China and the rest of the world would be at a disadvantage if Russia’s claims over the underwater terrain between the Lomonosov and Mendeleev ridges were legitimised, giving Russia alone rights to the resources in that area. It is important to note, however, that Arctic issues have thus far been approached in a “spirit of cooperation, with outstanding disputes managed peacefully”. Media reports of competition in an ice-free Arctic that emphasise potential disputes and a scramble for the Arctic’s resources give rise to scenarios of armed conflict breaking out in the region, especially a conflict involving Russia. However, there is no evidence that Russia is failing to play by the rules or that it would not want to find multilateral solutions to disputes regarding sovereignty.

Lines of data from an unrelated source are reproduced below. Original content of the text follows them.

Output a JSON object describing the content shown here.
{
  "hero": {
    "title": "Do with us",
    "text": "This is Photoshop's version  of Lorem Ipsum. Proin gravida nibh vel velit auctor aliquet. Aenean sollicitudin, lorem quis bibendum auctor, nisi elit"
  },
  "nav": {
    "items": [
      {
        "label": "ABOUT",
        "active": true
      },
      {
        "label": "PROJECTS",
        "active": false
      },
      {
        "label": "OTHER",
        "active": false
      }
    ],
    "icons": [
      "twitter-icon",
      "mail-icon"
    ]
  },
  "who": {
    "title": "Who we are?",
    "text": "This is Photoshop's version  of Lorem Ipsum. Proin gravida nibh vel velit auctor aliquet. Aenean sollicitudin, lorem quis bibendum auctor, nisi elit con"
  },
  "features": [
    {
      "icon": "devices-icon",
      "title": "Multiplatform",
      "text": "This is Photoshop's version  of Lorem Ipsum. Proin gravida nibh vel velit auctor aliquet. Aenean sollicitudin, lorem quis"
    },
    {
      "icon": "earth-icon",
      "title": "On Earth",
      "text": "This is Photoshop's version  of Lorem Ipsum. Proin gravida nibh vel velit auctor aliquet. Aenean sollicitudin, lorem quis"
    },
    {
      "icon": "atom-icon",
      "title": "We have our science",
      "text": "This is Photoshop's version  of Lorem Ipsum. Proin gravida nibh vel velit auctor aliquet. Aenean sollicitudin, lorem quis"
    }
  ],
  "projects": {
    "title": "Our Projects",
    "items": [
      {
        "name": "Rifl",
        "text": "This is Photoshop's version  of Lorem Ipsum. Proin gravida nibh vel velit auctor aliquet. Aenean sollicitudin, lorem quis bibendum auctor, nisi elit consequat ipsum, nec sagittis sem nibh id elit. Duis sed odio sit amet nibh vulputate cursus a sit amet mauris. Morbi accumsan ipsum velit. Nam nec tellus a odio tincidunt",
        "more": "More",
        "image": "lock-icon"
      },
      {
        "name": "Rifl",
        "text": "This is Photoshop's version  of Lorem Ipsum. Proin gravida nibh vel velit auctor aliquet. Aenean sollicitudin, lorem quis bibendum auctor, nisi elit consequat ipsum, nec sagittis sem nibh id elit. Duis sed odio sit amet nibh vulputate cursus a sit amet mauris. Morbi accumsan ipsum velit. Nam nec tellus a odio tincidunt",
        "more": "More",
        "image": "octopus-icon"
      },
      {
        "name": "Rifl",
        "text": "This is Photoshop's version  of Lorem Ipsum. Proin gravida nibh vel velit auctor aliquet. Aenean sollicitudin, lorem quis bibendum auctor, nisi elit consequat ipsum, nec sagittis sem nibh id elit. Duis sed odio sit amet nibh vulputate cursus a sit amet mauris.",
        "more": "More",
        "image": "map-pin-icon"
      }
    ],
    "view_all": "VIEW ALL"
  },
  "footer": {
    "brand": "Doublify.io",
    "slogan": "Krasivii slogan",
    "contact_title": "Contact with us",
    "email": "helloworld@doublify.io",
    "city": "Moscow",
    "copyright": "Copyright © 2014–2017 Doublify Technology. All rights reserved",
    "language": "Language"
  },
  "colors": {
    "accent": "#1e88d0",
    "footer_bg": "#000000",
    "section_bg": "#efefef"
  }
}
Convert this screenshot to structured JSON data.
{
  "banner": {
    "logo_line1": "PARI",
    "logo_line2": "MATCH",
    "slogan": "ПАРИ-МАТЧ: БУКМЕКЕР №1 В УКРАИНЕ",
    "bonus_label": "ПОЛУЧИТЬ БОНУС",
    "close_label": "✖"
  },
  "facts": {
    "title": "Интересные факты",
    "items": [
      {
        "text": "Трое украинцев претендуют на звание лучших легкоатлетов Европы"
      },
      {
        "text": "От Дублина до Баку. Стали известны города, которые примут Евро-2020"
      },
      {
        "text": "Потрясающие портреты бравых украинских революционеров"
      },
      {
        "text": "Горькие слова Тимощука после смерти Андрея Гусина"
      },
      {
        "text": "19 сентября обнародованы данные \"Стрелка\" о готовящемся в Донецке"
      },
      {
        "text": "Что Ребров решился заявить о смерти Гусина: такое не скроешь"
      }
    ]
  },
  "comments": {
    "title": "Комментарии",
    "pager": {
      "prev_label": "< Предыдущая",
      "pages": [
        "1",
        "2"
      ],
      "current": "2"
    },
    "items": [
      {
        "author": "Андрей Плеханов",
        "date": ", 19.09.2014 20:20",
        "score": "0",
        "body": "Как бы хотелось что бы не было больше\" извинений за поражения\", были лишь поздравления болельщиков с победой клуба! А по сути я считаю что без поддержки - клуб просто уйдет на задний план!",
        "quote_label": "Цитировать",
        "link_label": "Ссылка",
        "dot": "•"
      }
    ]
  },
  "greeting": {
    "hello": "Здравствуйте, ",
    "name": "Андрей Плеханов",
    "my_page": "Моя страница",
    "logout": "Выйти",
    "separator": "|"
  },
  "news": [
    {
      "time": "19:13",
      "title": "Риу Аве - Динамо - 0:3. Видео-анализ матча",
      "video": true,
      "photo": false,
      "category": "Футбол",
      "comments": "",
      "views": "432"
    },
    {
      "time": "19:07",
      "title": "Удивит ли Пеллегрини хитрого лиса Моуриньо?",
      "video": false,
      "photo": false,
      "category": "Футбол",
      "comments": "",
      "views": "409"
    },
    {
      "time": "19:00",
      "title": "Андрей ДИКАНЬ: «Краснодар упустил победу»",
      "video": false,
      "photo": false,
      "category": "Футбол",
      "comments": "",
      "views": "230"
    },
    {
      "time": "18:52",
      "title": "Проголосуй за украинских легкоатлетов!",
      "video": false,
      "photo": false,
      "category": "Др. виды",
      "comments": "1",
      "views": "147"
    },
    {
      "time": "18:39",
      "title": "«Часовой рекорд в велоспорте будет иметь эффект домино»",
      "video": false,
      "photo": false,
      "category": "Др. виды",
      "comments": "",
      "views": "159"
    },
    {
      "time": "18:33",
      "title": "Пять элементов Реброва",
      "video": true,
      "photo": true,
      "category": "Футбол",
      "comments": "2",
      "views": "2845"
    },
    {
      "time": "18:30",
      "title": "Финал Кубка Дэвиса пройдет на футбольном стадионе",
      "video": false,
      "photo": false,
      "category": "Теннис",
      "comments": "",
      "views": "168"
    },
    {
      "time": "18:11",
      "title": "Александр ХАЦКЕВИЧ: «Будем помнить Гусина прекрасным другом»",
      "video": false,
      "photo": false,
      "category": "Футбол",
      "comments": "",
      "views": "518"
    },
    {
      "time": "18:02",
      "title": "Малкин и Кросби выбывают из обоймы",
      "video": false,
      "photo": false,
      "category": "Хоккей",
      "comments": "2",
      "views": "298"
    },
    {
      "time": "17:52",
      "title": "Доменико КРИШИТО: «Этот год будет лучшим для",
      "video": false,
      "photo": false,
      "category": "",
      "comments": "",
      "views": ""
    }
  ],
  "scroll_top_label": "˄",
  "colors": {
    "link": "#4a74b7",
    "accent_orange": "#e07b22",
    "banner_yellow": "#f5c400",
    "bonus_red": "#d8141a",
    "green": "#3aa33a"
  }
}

While the melting of the Arctic ice could create tension in China–Russia relations, the new opportunities that will arise from an ice-free Arctic could deepen cooperation between east Asian states. As non-Arctic states, China, Japan, North Korea and South Korea are all in the same boat. Each of them stands to benefit enormously from shorter commercial shipping routes and possible access to new fishing grounds and other natural resources. A unified Arctic strategy would be in their mutual interest. Finding ways to use an ice-free Arctic jointly has the potential to create a genuine win–win situation for both China and Japan, the two east Asian powers that, in so many other areas, find it difficult to find common ground.
From China’s viewpoint, an ice-free Arctic will increase the value of strong ties with the Nordic countries that otherwise struggle to be noticed by the rising power. China already has the largest foreign embassy in Reykjavik, in anticipation of Iceland becoming a major shipping hub. By actively engaging Chinese officials and academics on Arctic issues – ranging from climate change and polar research to commercial shipping routes and maritime rescue operations – Nordic countries can start laying the foundations for a special Arctic-orientated relationship with China.
Norway, with its deep-sea drilling expertise, has an advantage in this regard. Finding ways for Chinese and Norwegian companies to cooperate in Arctic energy resource extraction – in, for example, the ongoing project in the Shtokman field – would be of great interest to Chinese companies and would undoubtedly strengthen China–Norway relations. The notion that China has rights in the Arctic can be expected to be repeated in articles by Chinese academics and in comments by Chinese officials until it gradually begins to be perceived as an accepted state of affairs.
However, under international law, China’s rights in the Arctic are limited. Moreover, China’s insistence that respect for state sovereignty be a guiding principle of international relations makes it difficult for the country to question the Arctic states’ sovereignty rights. There is some irony in the statements by Chinese officials calling on the Arctic states to consider the interests of man-kind so that all states can share the Arctic. These statements appear to be contrary to China’s long-standing principles of respect for sovereignty and the internal affairs of other states. Based on official statements by the Chinese government and the open-source literature written by Chinese Arctic scholars, China can be expected to continue to persistently, yet quietly and unobtrusively, push for the Arctic, in spirit, being accessible to all.
Linda Jakobson is the director of the Stockholm International Peace Research Institute (SIPRI) China and Global Security Programme.
An earlier version of this article was published as “China prepares for an ice-free Arctic”, SIPRI Insights on Peace and Security, No. 2010/2, March 2010. It is used here with permission.
Part one: China's growing interest in the thawing north
Part two: The commercial lure of melting ice
Read Isabel Hilton's blog on a remarkable Arctic truce between Russia and Norway
Homepage image from NASA